Retype all of the lines below with no changes.

Records for processing:
+--
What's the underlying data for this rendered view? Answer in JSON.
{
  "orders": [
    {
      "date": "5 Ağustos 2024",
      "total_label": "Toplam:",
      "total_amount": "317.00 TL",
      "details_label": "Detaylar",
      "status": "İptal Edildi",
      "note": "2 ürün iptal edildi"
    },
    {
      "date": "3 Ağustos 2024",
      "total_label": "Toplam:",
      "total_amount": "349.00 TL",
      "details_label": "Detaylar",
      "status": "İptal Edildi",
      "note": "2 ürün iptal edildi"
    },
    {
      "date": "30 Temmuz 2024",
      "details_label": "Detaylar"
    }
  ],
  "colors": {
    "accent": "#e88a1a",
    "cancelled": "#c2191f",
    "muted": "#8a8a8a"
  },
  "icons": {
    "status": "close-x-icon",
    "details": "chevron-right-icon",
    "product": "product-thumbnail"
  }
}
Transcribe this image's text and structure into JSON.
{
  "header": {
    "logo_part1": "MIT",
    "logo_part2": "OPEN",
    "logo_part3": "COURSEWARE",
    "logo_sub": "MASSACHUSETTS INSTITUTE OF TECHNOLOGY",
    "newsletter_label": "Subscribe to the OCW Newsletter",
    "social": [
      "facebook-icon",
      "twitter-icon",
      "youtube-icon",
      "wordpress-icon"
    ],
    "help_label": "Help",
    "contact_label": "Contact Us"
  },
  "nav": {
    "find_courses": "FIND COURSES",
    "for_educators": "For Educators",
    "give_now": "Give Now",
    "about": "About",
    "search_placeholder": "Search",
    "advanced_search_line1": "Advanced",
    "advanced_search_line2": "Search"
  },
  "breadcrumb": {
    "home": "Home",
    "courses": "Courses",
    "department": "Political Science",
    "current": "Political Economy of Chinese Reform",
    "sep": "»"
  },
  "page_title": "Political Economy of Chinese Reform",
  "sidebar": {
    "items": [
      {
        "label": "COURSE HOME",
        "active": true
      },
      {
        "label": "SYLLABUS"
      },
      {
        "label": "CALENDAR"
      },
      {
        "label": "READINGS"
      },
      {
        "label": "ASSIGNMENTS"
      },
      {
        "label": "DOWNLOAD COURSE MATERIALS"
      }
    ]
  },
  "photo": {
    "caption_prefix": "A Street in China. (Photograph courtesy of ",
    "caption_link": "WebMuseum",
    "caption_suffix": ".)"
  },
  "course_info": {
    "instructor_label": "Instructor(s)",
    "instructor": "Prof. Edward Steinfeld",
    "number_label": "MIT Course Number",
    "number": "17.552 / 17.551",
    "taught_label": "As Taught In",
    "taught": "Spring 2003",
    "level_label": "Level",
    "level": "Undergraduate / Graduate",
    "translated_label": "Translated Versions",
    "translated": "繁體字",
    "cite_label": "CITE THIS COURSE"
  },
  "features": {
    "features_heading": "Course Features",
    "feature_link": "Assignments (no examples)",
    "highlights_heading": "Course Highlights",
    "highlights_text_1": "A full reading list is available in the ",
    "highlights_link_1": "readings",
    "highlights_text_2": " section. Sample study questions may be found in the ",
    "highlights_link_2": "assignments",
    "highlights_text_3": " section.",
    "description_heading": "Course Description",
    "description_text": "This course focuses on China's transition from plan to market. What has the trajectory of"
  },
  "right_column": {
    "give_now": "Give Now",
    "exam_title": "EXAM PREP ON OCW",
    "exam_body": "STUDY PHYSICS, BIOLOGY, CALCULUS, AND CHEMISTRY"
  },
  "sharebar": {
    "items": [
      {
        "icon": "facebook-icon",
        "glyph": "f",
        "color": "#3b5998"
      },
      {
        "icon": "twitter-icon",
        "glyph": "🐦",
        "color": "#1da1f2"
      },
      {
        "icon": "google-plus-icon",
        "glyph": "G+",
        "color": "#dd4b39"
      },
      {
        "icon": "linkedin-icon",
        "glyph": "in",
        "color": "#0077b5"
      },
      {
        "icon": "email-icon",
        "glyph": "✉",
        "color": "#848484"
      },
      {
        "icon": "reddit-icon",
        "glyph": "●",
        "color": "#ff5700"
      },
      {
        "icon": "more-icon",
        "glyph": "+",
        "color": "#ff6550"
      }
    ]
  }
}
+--
Output of the exercise:
What's the underlying data for this rendered view? Answer in JSON.
{
  "orders": [
    {
      "date": "5 Ağustos 2024",
      "total_label": "Toplam:",
      "total_amount": "317.00 TL",
      "details_label": "Detaylar",
      "status": "İptal Edildi",
      "note": "2 ürün iptal edildi"
    },
    {
      "date": "3 Ağustos 2024",
      "total_label": "Toplam:",
      "total_amount": "349.00 TL",
      "details_label": "Detaylar",
      "status": "İptal Edildi",
      "note": "2 ürün iptal edildi"
    },
    {
      "date": "30 Temmuz 2024",
      "details_label": "Detaylar"
    }
  ],
  "colors": {
    "accent": "#e88a1a",
    "cancelled": "#c2191f",
    "muted": "#8a8a8a"
  },
  "icons": {
    "status": "close-x-icon",
    "details": "chevron-right-icon",
    "product": "product-thumbnail"
  }
}
Transcribe this image's text and structure into JSON.
{
  "header": {
    "logo_part1": "MIT",
    "logo_part2": "OPEN",
    "logo_part3": "COURSEWARE",
    "logo_sub": "MASSACHUSETTS INSTITUTE OF TECHNOLOGY",
    "newsletter_label": "Subscribe to the OCW Newsletter",
    "social": [
      "facebook-icon",
      "twitter-icon",
      "youtube-icon",
      "wordpress-icon"
    ],
    "help_label": "Help",
    "contact_label": "Contact Us"
  },
  "nav": {
    "find_courses": "FIND COURSES",
    "for_educators": "For Educators",
    "give_now": "Give Now",
    "about": "About",
    "search_placeholder": "Search",
    "advanced_search_line1": "Advanced",
    "advanced_search_line2": "Search"
  },
  "breadcrumb": {
    "home": "Home",
    "courses": "Courses",
    "department": "Political Science",
    "current": "Political Economy of Chinese Reform",
    "sep": "»"
  },
  "page_title": "Political Economy of Chinese Reform",
  "sidebar": {
    "items": [
      {
        "label": "COURSE HOME",
        "active": true
      },
      {
        "label": "SYLLABUS"
      },
      {
        "label": "CALENDAR"
      },
      {
        "label": "READINGS"
      },
      {
        "label": "ASSIGNMENTS"
      },
      {
        "label": "DOWNLOAD COURSE MATERIALS"
      }
    ]
  },
  "photo": {
    "caption_prefix": "A Street in China. (Photograph courtesy of ",
    "caption_link": "WebMuseum",
    "caption_suffix": ".)"
  },
  "course_info": {
    "instructor_label": "Instructor(s)",
    "instructor": "Prof. Edward Steinfeld",
    "number_label": "MIT Course Number",
    "number": "17.552 / 17.551",
    "taught_label": "As Taught In",
    "taught": "Spring 2003",
    "level_label": "Level",
    "level": "Undergraduate / Graduate",
    "translated_label": "Translated Versions",
    "translated": "繁體字",
    "cite_label": "CITE THIS COURSE"
  },
  "features": {
    "features_heading": "Course Features",
    "feature_link": "Assignments (no examples)",
    "highlights_heading": "Course Highlights",
    "highlights_text_1": "A full reading list is available in the ",
    "highlights_link_1": "readings",
    "highlights_text_2": " section. Sample study questions may be found in the ",
    "highlights_link_2": "assignments",
    "highlights_text_3": " section.",
    "description_heading": "Course Description",
    "description_text": "This course focuses on China's transition from plan to market. What has the trajectory of"
  },
  "right_column": {
    "give_now": "Give Now",
    "exam_title": "EXAM PREP ON OCW",
    "exam_body": "STUDY PHYSICS, BIOLOGY, CALCULUS, AND CHEMISTRY"
  },
  "sharebar": {
    "items": [
      {
        "icon": "facebook-icon",
        "glyph": "f",
        "color": "#3b5998"
      },
      {
        "icon": "twitter-icon",
        "glyph": "🐦",
        "color": "#1da1f2"
      },
      {
        "icon": "google-plus-icon",
        "glyph": "G+",
        "color": "#dd4b39"
      },
      {
        "icon": "linkedin-icon",
        "glyph": "in",
        "color": "#0077b5"
      },
      {
        "icon": "email-icon",
        "glyph": "✉",
        "color": "#848484"
      },
      {
        "icon": "reddit-icon",
        "glyph": "●",
        "color": "#ff5700"
      },
      {
        "icon": "more-icon",
        "glyph": "+",
        "color": "#ff6550"
      }
    ]
  }
}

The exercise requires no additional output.